Alas, Sally didn't make the grade.
Hint: Conduct a role play in a group or one-on-one training situation. Give the candidate a scoring sheet and ask him/her to score an interaction that you stage, and then see if they score it correctly and what they have to say about the interaction they have just observed.
Ability to accurately recall the details of the experience - This is critical in order to complete the scoring sheet after leaving premises. Our shoppers must write a short commentary of key points in the service encounter as well as check and score the behaviors we have agreed to look for.
Hint: Use the same exercise as the one described above to judge this. Plus, you can send them into the field on a trial run...which brings us to our next point.
3. Try them out - before turning over a set of shops to be done.
Before you assume that you've got a shopper who can be accurate, thorough and objective, send them out for a few trial shops. If possible, go with them and observe the interaction they have with an employee being shopped. Then have the shopper fill out a scoring sheet and see if they score it like you would have.
This will tell you very quickly whether this person is likely to be an effective mystery shopper. It also affords an opportunity for the potential shopper to bail out if they don't like the work, too, before you've placed your trust in them to go out and complete 15-25 shops.

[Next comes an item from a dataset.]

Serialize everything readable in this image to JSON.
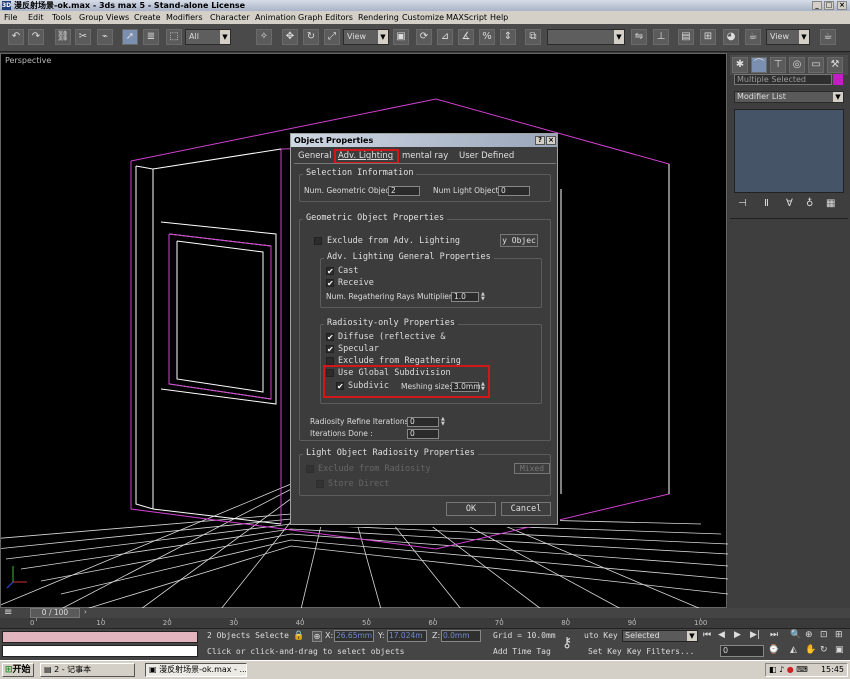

We send a "shopper in training" to a competitor's location, not to our client's place of business. (The same idea works even better for telephone mystery shops.) This way, if the shopper doesn't do a good job, we haven't compromised the quality of our shopping program.
An interesting side note: Because our firm conducts a large volume of customer satisfaction research, we've found that some individuals can do a good job of conducting telephone interviews and also performing telephone mystery shops. Ironically, for us, this has been the exception rather than the rule, however. Most people turn out to be good at (and like to do) one or the other, not both!
4. Review each completed scoring sheet in detail before approving it for data entry.
Since staff time is involved in this step, this may be the one that gets overlooked or shortchanged. Soon after the scoring sheets arrive at our office, we check each sheet, in detail, before sending it along for data entry and tabulation. Here are some of the checks and balances we use:
Make sure that the checked items are then scored correctly. Compare what has been written in the comments section to the scoring.
Call the shopper to discuss/resolve any apparent discrepancies. If we find discrepancies or omissions, we contact the shopper immediately to discuss the shop and its scoring. If the shopper can recall the details sufficiently, then we make corrections or changes to the scoring sheet. If not, then we feel that we have no choice but to follow step five.
5. Be prepared to throw out any suspect shops - and re-shop these using another mystery shopper (or in a deadline situation, a staff member). This is your final insurance. Being willing to throw out a "suspect" shop and re-shop the same location and/or employee ensures the credibility of the results you provide to your client. Being willing to do this, and do it at your own expense, reinforces the belief that the work done by your team reflects objectively what is actually going on out on "the front line."
Following these steps goes a long way toward providing objective and credible shopping results. And with these results, management is in a position to reward desired behavior, prioritize training and coaching needs, and over time boost the level of sales and service performance by frontline employees.